START Excerpted records
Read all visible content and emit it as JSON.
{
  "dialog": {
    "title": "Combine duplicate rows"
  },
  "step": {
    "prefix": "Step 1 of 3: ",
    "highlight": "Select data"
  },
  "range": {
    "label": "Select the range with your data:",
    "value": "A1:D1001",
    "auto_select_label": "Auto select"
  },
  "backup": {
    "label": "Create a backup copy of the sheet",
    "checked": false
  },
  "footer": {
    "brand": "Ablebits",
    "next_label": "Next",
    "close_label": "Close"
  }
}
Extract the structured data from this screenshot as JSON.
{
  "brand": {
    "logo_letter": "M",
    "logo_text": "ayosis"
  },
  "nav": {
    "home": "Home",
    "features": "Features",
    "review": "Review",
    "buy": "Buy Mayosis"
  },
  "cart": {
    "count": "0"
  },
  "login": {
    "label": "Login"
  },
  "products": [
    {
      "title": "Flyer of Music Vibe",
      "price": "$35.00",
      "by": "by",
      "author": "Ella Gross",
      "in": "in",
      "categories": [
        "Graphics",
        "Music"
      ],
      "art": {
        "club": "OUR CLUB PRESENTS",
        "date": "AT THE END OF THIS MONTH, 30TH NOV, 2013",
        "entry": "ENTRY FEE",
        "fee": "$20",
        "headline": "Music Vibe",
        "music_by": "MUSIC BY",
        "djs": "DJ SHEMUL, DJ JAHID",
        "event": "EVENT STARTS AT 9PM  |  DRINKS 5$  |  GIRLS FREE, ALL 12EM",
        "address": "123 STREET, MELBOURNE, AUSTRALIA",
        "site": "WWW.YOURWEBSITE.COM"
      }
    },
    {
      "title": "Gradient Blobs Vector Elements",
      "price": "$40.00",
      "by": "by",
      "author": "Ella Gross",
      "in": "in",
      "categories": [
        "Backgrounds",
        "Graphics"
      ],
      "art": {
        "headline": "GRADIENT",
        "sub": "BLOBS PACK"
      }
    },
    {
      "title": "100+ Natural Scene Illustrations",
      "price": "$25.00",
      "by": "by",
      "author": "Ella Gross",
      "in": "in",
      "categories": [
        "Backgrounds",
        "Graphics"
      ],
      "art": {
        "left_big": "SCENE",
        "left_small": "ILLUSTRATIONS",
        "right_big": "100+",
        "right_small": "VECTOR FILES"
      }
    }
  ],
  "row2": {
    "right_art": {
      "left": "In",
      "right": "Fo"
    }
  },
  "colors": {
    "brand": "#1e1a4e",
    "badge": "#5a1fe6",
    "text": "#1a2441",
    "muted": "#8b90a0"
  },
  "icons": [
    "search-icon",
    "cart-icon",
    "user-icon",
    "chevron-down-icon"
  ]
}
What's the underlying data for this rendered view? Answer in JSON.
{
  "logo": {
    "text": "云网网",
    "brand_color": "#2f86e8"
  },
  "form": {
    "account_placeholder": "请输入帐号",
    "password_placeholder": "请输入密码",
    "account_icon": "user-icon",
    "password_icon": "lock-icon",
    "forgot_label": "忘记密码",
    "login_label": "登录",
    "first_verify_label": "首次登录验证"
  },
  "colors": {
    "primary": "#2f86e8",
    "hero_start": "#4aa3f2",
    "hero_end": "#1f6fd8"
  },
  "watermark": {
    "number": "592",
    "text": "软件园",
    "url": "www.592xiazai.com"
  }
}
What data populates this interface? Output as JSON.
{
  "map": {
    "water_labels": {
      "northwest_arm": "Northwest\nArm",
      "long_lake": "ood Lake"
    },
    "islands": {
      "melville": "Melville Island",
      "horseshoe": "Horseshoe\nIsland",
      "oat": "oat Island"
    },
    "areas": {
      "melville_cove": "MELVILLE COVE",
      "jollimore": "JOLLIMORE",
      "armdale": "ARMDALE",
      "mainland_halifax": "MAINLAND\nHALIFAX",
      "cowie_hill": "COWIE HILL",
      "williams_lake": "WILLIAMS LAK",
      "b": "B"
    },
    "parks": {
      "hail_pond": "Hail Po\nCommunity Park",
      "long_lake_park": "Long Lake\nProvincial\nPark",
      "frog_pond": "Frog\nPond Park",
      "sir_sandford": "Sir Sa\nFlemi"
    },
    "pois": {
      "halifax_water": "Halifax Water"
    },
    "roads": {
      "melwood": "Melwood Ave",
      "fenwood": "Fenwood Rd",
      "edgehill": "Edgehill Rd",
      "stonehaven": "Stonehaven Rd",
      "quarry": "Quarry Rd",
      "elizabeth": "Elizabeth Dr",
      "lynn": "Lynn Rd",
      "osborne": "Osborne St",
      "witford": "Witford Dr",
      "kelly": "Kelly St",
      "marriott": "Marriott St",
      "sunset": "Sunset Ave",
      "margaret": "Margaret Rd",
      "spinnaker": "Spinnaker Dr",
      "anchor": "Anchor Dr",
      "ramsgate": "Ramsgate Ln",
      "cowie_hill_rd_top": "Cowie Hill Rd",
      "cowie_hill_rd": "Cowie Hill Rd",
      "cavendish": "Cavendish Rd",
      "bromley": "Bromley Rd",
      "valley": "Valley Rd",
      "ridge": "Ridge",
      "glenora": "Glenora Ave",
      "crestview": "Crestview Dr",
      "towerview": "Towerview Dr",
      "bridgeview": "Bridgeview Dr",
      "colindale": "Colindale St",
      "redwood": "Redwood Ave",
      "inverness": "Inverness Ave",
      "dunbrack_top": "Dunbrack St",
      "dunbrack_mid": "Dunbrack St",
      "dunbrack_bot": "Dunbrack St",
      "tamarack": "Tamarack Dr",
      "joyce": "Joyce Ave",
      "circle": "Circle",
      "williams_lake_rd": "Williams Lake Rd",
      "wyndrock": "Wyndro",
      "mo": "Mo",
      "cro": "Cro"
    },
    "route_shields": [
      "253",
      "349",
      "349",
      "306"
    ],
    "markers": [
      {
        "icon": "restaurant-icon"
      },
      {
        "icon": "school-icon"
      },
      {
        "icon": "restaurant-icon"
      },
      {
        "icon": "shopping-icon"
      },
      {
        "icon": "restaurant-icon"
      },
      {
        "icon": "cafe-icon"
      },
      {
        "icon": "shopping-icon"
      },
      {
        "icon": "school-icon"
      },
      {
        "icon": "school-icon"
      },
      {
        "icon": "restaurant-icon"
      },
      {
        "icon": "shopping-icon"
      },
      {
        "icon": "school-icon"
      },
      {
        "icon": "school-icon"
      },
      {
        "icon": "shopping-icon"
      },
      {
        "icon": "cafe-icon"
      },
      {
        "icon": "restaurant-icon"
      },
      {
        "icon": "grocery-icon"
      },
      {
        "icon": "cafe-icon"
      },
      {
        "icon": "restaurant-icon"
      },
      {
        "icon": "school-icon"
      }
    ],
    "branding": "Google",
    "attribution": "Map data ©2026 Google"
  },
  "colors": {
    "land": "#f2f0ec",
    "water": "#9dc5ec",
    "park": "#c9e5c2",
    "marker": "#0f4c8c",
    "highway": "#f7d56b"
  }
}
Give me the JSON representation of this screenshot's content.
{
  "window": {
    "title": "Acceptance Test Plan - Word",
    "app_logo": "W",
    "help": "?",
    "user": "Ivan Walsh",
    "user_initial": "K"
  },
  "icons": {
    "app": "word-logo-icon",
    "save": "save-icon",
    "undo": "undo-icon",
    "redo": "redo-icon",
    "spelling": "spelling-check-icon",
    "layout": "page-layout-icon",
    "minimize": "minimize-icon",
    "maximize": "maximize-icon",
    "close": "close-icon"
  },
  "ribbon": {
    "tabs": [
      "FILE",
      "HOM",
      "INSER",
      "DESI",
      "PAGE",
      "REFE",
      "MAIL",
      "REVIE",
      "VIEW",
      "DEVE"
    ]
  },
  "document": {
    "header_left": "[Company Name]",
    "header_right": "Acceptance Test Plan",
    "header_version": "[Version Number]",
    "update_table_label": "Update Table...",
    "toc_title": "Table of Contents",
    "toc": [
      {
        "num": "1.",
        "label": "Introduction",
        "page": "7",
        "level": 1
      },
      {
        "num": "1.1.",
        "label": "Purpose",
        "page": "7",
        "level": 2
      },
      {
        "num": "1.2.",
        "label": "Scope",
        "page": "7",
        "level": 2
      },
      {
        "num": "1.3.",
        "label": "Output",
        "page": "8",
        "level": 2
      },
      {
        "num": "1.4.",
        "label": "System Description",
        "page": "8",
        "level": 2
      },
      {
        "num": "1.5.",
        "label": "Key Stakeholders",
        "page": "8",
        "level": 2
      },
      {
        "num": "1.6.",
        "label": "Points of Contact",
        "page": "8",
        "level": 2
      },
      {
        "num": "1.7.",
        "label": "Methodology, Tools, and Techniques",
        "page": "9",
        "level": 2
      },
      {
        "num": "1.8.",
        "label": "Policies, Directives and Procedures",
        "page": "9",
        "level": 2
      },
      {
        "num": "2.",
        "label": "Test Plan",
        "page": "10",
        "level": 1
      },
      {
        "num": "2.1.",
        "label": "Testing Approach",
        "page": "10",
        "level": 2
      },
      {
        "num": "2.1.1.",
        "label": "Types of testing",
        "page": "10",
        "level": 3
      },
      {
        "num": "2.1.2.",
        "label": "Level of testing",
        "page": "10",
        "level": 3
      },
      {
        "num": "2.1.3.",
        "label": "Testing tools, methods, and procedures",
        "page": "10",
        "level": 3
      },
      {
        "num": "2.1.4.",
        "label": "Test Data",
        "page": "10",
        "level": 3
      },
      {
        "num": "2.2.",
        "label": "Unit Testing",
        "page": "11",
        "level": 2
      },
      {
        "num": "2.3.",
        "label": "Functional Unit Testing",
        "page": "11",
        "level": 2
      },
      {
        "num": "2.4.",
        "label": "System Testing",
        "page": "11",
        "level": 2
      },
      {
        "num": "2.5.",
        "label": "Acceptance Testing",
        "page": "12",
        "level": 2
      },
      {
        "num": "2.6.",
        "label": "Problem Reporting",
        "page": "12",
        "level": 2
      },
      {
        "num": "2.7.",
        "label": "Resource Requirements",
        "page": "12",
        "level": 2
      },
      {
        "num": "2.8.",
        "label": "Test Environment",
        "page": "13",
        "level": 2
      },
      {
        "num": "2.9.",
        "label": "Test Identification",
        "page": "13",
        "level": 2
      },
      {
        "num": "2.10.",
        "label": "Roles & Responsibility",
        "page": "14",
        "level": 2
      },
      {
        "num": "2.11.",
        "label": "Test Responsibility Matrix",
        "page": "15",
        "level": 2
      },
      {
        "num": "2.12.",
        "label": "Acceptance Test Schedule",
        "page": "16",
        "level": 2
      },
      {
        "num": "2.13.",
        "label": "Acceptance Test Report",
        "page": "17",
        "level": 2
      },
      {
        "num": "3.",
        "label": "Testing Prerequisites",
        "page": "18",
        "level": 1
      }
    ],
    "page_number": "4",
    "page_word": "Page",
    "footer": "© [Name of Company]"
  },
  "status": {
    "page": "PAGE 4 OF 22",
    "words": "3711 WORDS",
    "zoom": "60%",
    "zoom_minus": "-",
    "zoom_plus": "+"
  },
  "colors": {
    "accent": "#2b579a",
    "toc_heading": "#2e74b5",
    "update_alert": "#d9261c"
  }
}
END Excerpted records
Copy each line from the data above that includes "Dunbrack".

→ **Written reply**
      "dunbrack_top": "Dunbrack St",
      "dunbrack_mid": "Dunbrack St",
      "dunbrack_bot": "Dunbrack St",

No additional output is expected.